Further to a health report that recommends the “mass fluoridation” of water in the UK.
It is cheap, costing about 40p per resident per year in areas where it is done, and, according to Public Health England, effective at preventing tooth decay. And yet there has been no new scheme for 25 years. Why?
The most recent attempt to fluoridate water – in Hampshire – offers some clues. The health authority instructed the local water company to fluoridate supplies in 2009 for 200,000 residents in and around Southampton amid concern about high rates of tooth decay.
But the move was met by vigorous opposition. A resident took the health authority to court and the local councils turned against the idea.
They question whether it is right that the state should make such decisions without gaining informed consent, saying fluoride is effectively a medicine and therefore people should be given a choice over whether to take it….
“…So where should the line should be drawn? History tells us the answer is not always immediately clear.
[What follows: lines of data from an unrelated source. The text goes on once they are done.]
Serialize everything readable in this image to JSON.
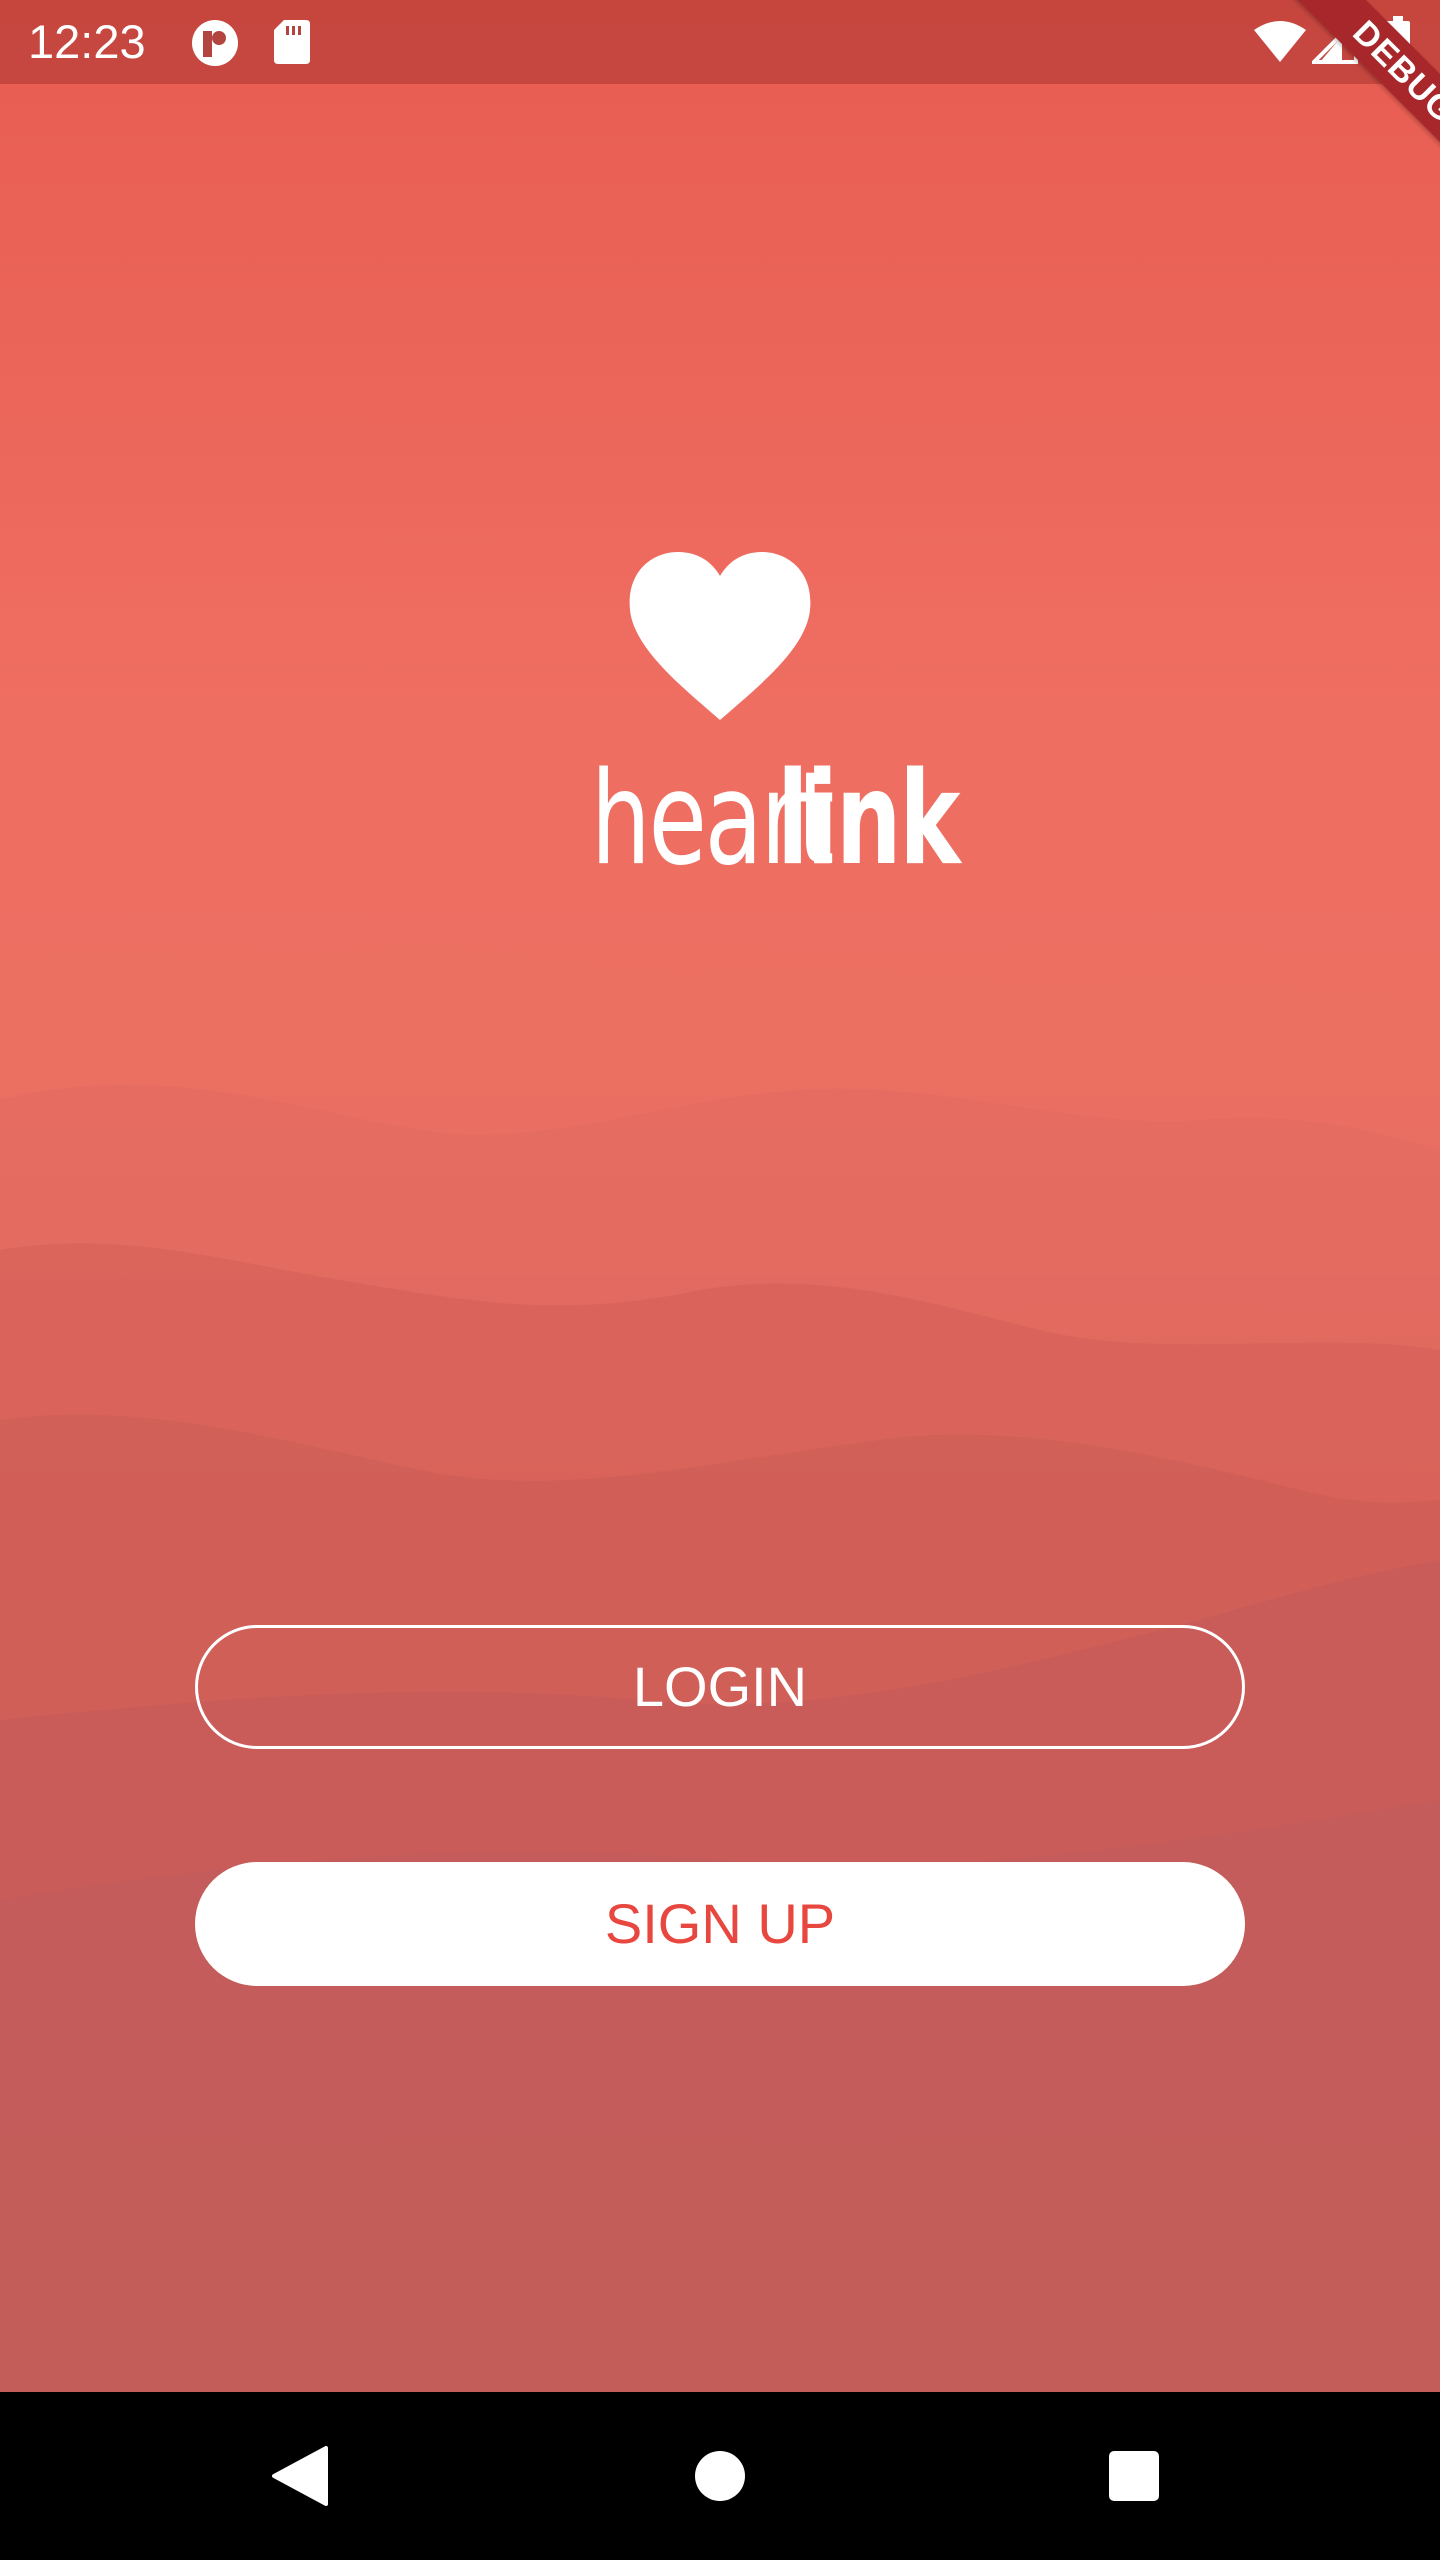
{
  "status_bar": {
    "time": "12:23",
    "icons": [
      "notification-app-icon",
      "sd-card-icon",
      "wifi-icon",
      "cell-signal-icon",
      "battery-icon"
    ]
  },
  "debug_banner": {
    "label": "DEBUG",
    "color": "#a8272a"
  },
  "logo": {
    "icon": "heart-icon",
    "wordmark_light": "heart",
    "wordmark_bold": "link"
  },
  "buttons": {
    "login_label": "LOGIN",
    "signup_label": "SIGN UP"
  },
  "nav_bar": {
    "icons": [
      "back-icon",
      "home-icon",
      "recents-icon"
    ]
  },
  "colors": {
    "brand_red": "#e8473f",
    "background_top": "#e85c50",
    "background_bottom": "#bb6566",
    "white": "#ffffff"
  }
}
Looking back, there was huge debate over interventions that have now been widely accepted, such as the seat belt laws and, more recently, the ban on smoking in public places…..”
Ireland, of course, is one of only two countries in the world with mandatory fluoridation.
So how’s that been working out for us?